● **Material for this task**:

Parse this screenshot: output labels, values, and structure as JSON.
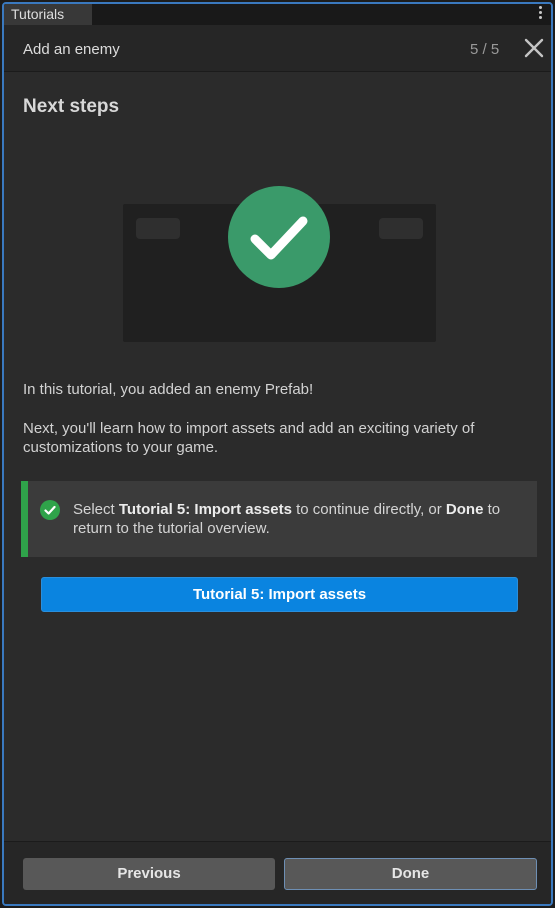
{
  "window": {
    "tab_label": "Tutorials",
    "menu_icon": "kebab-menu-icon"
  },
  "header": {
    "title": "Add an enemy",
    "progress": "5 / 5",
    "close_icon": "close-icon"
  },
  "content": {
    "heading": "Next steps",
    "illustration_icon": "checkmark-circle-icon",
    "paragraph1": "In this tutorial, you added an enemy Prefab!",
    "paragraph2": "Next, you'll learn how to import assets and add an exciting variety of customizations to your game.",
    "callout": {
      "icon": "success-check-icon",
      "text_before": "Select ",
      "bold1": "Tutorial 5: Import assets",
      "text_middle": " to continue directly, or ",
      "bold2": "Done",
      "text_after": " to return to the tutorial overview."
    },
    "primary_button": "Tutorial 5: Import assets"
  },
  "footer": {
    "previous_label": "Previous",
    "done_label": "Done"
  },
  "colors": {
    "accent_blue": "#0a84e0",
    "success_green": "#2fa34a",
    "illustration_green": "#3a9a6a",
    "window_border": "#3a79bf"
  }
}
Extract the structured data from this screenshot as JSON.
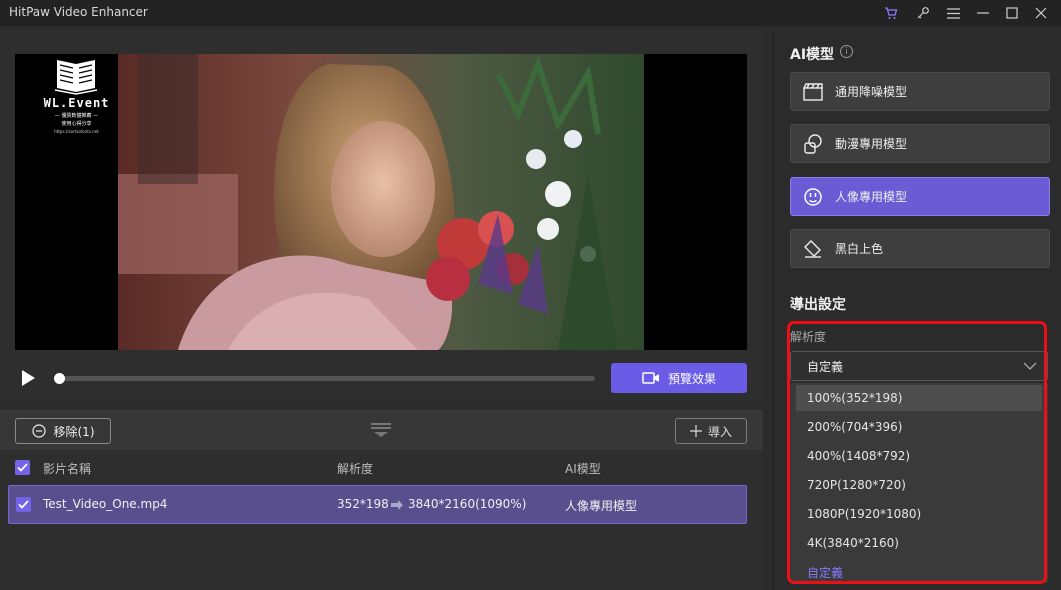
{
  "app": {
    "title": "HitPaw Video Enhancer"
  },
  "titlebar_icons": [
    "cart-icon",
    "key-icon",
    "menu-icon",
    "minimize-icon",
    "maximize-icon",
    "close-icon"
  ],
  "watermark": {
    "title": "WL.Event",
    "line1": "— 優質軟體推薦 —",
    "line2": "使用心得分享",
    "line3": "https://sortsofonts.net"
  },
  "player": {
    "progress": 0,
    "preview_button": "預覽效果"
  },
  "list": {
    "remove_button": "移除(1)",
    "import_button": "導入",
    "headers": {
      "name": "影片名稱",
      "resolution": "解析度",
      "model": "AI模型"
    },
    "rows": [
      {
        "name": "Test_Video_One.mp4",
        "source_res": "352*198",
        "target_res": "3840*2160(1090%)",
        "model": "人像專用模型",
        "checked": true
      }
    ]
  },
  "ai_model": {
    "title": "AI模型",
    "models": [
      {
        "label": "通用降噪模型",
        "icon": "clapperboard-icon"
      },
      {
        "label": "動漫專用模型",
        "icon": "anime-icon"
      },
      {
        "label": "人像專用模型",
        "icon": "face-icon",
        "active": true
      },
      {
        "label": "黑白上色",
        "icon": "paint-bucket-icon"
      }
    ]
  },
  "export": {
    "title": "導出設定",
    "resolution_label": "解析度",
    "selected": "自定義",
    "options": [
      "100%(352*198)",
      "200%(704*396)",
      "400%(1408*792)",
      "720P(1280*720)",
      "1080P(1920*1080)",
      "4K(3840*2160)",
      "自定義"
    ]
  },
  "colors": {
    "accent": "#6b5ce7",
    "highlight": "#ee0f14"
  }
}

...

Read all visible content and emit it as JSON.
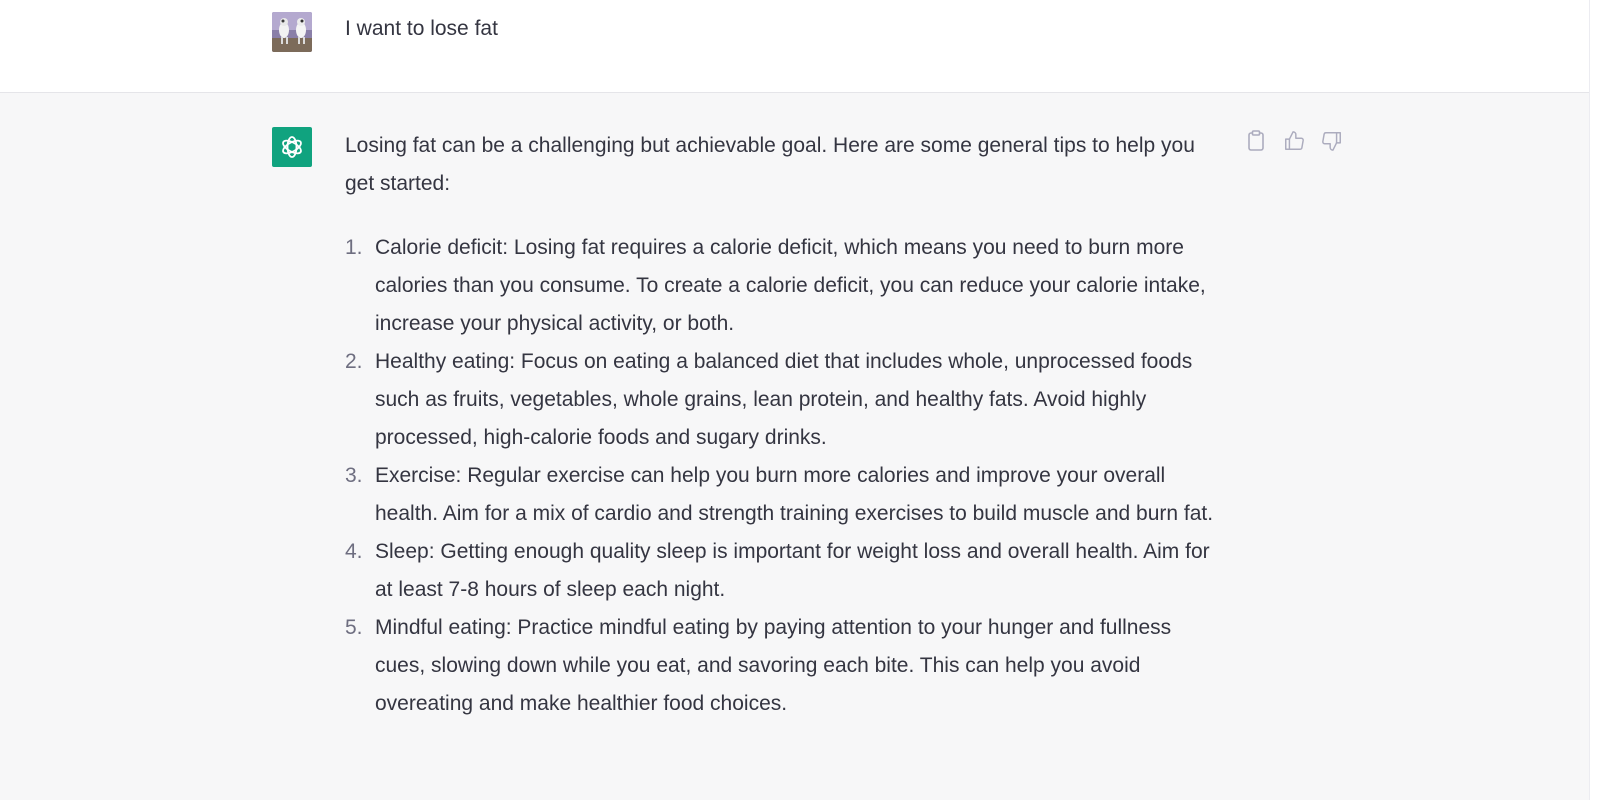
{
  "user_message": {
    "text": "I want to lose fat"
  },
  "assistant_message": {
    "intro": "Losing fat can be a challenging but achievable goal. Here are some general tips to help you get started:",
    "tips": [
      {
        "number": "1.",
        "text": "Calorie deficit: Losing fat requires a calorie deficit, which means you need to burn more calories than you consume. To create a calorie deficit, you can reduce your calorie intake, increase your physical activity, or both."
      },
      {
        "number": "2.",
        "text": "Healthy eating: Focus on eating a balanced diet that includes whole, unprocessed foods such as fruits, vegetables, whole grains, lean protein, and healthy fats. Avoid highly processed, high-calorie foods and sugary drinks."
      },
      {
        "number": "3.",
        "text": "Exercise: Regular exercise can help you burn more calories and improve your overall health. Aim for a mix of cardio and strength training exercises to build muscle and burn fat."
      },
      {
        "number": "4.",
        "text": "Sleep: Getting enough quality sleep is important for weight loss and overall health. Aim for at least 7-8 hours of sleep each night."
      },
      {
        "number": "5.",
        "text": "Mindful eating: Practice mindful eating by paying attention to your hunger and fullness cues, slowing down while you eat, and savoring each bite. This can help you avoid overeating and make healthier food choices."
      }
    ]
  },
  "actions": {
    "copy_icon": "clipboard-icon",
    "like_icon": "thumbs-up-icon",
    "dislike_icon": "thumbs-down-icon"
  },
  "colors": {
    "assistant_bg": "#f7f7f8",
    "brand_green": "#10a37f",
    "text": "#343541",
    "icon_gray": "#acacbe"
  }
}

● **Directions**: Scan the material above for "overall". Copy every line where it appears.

● **Result**:
        "text": "Exercise: Regular exercise can help you burn more calories and improve your overall health. Aim for a mix of cardio and strength training exercises to build muscle and burn fat."
        "text": "Sleep: Getting enough quality sleep is important for weight loss and overall health. Aim for at least 7-8 hours of sleep each night."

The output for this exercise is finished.